Sitting in an open area, filled with newly registered students, I hear my name being called. I step into the financial aid office at John Jay College of Criminal Justice in the hopes of finding answers to the many questions, doubts and uncertainties a soon to be college freshmen can have. I am welcomed by the administrator with the following command, “please type in your social security number.” A social security number that would help decide how much assistant I would receive. A nine-digit number that would help the computer figure out my whole history, numbers I do not have.
With tuition on the rise, the lack of financial assistance for undocumented youth and the failure of the federal Dream Act, states have taken matters into their own hands. In New York, we have spearheaded the New York Dream Act campaign. This bill, which was introduced on March 22 of last year, would provide equal access to financial aid for undocumented youth who meet the TAP and in-state tuition requirements. As it stands, to qualify for in-state tuition in New York, one must have graduated from a state high school or obtained a New York G.E.D, file an affidavit and show proof of domicile.
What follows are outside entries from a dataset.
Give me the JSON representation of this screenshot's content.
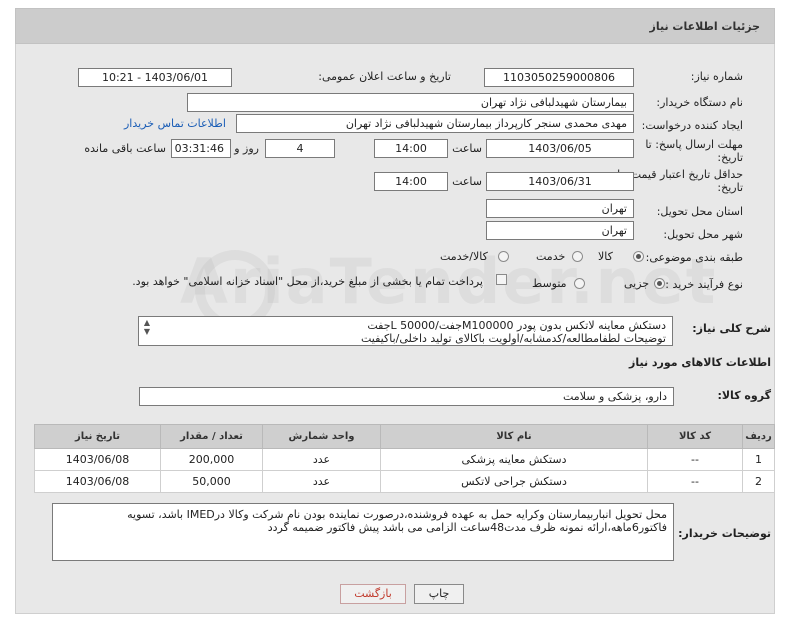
{
  "header": {
    "title": "جزئیات اطلاعات نیاز"
  },
  "form": {
    "need_number_label": "شماره نیاز:",
    "need_number": "1103050259000806",
    "announce_label": "تاریخ و ساعت اعلان عمومی:",
    "announce_value": "1403/06/01 - 10:21",
    "buyer_org_label": "نام دستگاه خریدار:",
    "buyer_org": "بیمارستان شهیدلبافی نژاد تهران",
    "creator_label": "ایجاد کننده درخواست:",
    "creator": "مهدی محمدی سنجر کارپرداز بیمارستان شهیدلبافی نژاد تهران",
    "contact_link": "اطلاعات تماس خریدار",
    "deadline_label_1": "مهلت ارسال پاسخ: تا",
    "deadline_label_2": "تاریخ:",
    "deadline_date": "1403/06/05",
    "time_label": "ساعت",
    "deadline_time": "14:00",
    "days_value": "4",
    "days_label": "روز و",
    "remaining_time": "03:31:46",
    "remaining_label": "ساعت باقی مانده",
    "validity_label_1": "حداقل تاریخ اعتبار قیمت: تا",
    "validity_label_2": "تاریخ:",
    "validity_date": "1403/06/31",
    "validity_time": "14:00",
    "province_label": "استان محل تحویل:",
    "province": "تهران",
    "city_label": "شهر محل تحویل:",
    "city": "تهران",
    "category_label": "طبقه بندی موضوعی:",
    "category_options": [
      "کالا",
      "خدمت",
      "کالا/خدمت"
    ],
    "category_selected": 0,
    "process_label": "نوع فرآیند خرید :",
    "process_options": [
      "جزیی",
      "متوسط"
    ],
    "process_selected": 0,
    "payment_note": "پرداخت تمام یا بخشی از مبلغ خرید،از محل \"اسناد خزانه اسلامی\" خواهد بود."
  },
  "summary": {
    "label": "شرح کلی نیاز:",
    "line1": "دستکش معاینه لاتکس بدون پودر M100000جفت/50000 Lجفت",
    "line2": "توضیحات لطفامطالعه/کدمشابه/اولویت باکالای تولید داخلی/باکیفیت"
  },
  "goods_info_title": "اطلاعات کالاهای مورد نیاز",
  "goods_group": {
    "label": "گروه کالا:",
    "value": "دارو، پزشکی و سلامت"
  },
  "table": {
    "headers": [
      "ردیف",
      "کد کالا",
      "نام کالا",
      "واحد شمارش",
      "تعداد / مقدار",
      "تاریخ نیاز"
    ],
    "rows": [
      {
        "row": "1",
        "code": "--",
        "name": "دستکش معاینه پزشکی",
        "unit": "عدد",
        "qty": "200,000",
        "date": "1403/06/08"
      },
      {
        "row": "2",
        "code": "--",
        "name": "دستکش جراحی لاتکس",
        "unit": "عدد",
        "qty": "50,000",
        "date": "1403/06/08"
      }
    ]
  },
  "buyer_notes": {
    "label": "توضیحات خریدار:",
    "text": "محل تحویل انباربیمارستان وکرایه حمل به عهده فروشنده،درصورت نماینده بودن نام شرکت وکالا درIMED باشد، تسویه فاکتور6ماهه،ارائه نمونه ظرف مدت48ساعت الزامی می باشد پیش فاکتور ضمیمه گردد"
  },
  "buttons": {
    "print": "چاپ",
    "back": "بازگشت"
  },
  "watermark": "AriaTender.net",
  "colors": {
    "header_bg": "#cccccc",
    "panel_bg": "#e8e8e8",
    "link": "#1a5db6"
  }
}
Efforts to pass the New York Dream Act have started even before this legislative session. A petition demanding that Albany pass the bill has been circulating for some time and NYSYLC youth have also arranged to take a trip upstate, today, March 6.
But, why go upstate?
Undocumented youth, and our supporters, are tired of waiting for something to happen legislatively. We are tired of being misrepresented, misunderstood and many times, excluded from the same discussions that would define our future. We are going to Albany to show the human face behind the numbers, to highlight the struggles and stories that go untold due to fear. We are going upstate because we cannot put our education on hold any more. I myself had to take a semester off from college due to the lack of financial aid and stable income. The New York Dream Act would help me, and many more students, be able to attend, finish and realize our dreams of holding in our hands that desired college diploma. Due to the lack of scholarships offered to undocumented students, many of us cannot graduate in four years and struggle to even work while attending school. The New York Dream Act would provide the financial aid assistance to finish school in a reasonable amount of time and better prepare us to give back to our community, our state. We are going to Albany because those most impacted by an issue should be the ones leading, speaking, mobilizing and organizing around efforts that would provide relief.
We are in a time where states are banning undocumented students from college in Georgia, racially profiling in Arizona and much more. We, New Yorkers, need to put our strength behind pro-immigrant state bills like the New York Dream Act which would set the example and push immigrant friendly dialogue to other states and our country as well.
Ellis Island and the Statue of Liberty will always be landmark-reminders of the immigrants who came before us carrying their dreams and hopes for the future. Today, immigrants come with the same vision of a better life, and that starts with having access to education by signing the New York Dream Act into law.
If you couldn’t go to Albany you can still be involved.
- Let us know how the New York Dream Act would impact you
- Follow us on twitter @NYSYLC @NYDreamAct #ActionNYDA and spread the word!
- Like us on facebook and update your default picture to show support for the New York Dream Act as well as your status
- Sign and share the petition and start a petition drive
- Find out who your state senators and assembly members are and thank them or demand they support the New York Dream Act, find your senators here
- Write a blog on tumblr, facebook, myspace or local paper
- Distribute these New York Dream Act sheets
- For more information or ways on getting active, email us at firstname.lastname@example.org